A legend called Alpha
02 August, 2017

Giorgio Langella
Alfa Romeo test driver

Giorgio Langella, Alfa Romeo test driver, among the protagonists of the event dedicated to Alfa 164. We look forward to seeing you SUNDAY 10 SEPTEMBER.

His adventure at Alfa Romeo began on 16 January 1957, at the age of 14, and lasted for 36 years. As happened at the time, he joined Alfa taking over from his father who had joined the company in 1929. The father worked in the foundry and hoped for a different future for his son, but always within Alfa Romeo: a future as a test driver.

Giorgio moved from the assembly department to the Autodelta racing department as a mechanic and electrician. Towards the end of 1968, he joins the Car Testing Department. The compulsory four-year apprenticeship in the "first test" cycle, on cars that had just come off the assembly line, which were tested first on the roller bench and only later on the track. Then he arrives at the Prototype Quality Test Department. His father's dream is increasingly a reality.

Between 1986 and 1990 the work concentrated on the Alfa 164... but we will hear this story live at the Museum. Giorgio Langella wanted to anticipate an "Alfa fairytale" for all of us.


Photo by Giorgio Langella

During the Alfa 164 test runs in the freezing, dark winter of beautiful Finland, far to the north, in Lapland, passing through small villages in remote locations, one could see and admire in the middle of the great expanse of snow, small, isolated, colourful wooden houses, where small lights or candles were always lit in every window.
I wondered why there were so many beautiful lights in the windows.
There is a local legend from many, many years ago that an old wanderer with his old horse, in his wanderings from one village to another to sell his goods, having to travel a long way, found himself one night in the middle of a wood when a violent snowstorm was raging.
snowstorm was raging.

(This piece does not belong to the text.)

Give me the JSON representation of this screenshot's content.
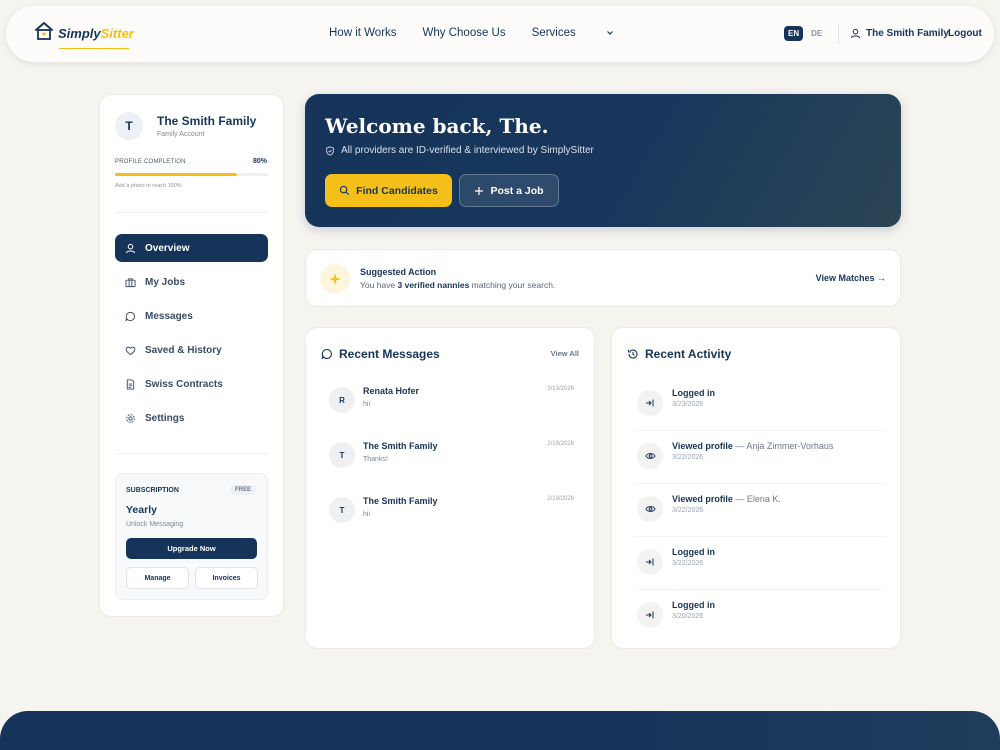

"It was terribly cold, the wind was whistling, the trees were bending down from the wind and the weight of the snow."

It was terribly cold, the wind was whistling, and the trees were bending over from the wind and the weight of the snow.
The poor old man was tired and hungry, and so was his old horse. The old man turned to his horse friend and said "dear friend, this may be our last journey together if we do not find a place to shelter from the cold and feed ourselves".
He was afraid, exhausted by the long journey, but when he was about to lose all hope, he saw two small lights in the distance, one red and one white, in the middle of the wood. They were the lights in the windows of a small white wooden house.
When he arrived, he knocked on the door and it was opened for him, he was fed and warmed by a fireplace.
They took his horse to the stable, sheltered from the cold and fed him.

The night passed and the storm stopped. The next morning, fresh and rested, he rode off on his horse to another village.
He was safe, he had been saved, and what saved him were those very lights in the windows of a house in the woods.
It is said that even today an old man with his old horse knocks from house to house to give lights to put in the windows, and even today, those who are lost in the woods know that sooner or later they will surely find a small light where they can knock on the door and where they will surely find a warm shelter.
This is the legend of the old wanderer and the lights.
Finland, Rovaniemi March 1987
Giorgio Langella